■ **EXERCISE INSTRUCTIONS**
Show every line from the data below that includes "title".
--------------------
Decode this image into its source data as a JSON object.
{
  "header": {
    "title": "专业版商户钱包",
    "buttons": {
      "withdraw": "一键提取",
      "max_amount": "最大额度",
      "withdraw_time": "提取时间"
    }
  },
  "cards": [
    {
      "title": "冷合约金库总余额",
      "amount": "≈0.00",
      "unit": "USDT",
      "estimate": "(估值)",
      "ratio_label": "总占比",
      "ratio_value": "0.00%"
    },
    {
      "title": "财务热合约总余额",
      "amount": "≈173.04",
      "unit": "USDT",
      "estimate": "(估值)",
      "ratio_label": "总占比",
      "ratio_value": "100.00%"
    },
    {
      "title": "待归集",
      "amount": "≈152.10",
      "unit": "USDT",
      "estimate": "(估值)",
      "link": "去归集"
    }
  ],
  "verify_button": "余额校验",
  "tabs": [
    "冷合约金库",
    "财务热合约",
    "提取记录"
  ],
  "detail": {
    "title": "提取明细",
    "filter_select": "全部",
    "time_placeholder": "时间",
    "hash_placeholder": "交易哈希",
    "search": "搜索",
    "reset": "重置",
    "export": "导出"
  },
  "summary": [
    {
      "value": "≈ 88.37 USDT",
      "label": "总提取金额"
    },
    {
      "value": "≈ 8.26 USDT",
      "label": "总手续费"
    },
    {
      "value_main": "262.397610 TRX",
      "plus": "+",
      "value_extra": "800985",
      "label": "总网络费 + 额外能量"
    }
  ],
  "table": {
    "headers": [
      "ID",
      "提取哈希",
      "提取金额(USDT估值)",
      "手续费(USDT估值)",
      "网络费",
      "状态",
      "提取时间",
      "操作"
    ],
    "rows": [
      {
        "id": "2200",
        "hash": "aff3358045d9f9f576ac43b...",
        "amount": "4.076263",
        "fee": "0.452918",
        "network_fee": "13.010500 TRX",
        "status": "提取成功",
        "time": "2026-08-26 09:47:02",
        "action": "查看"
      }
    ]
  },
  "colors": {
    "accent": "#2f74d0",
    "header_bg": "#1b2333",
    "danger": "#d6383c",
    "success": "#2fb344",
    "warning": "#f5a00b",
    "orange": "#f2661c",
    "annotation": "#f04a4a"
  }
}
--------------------
■ **SOLVED EXERCISE**
    "title": "专业版商户钱包",
      "title": "冷合约金库总余额",
      "title": "财务热合约总余额",
      "title": "待归集",
    "title": "提取明细",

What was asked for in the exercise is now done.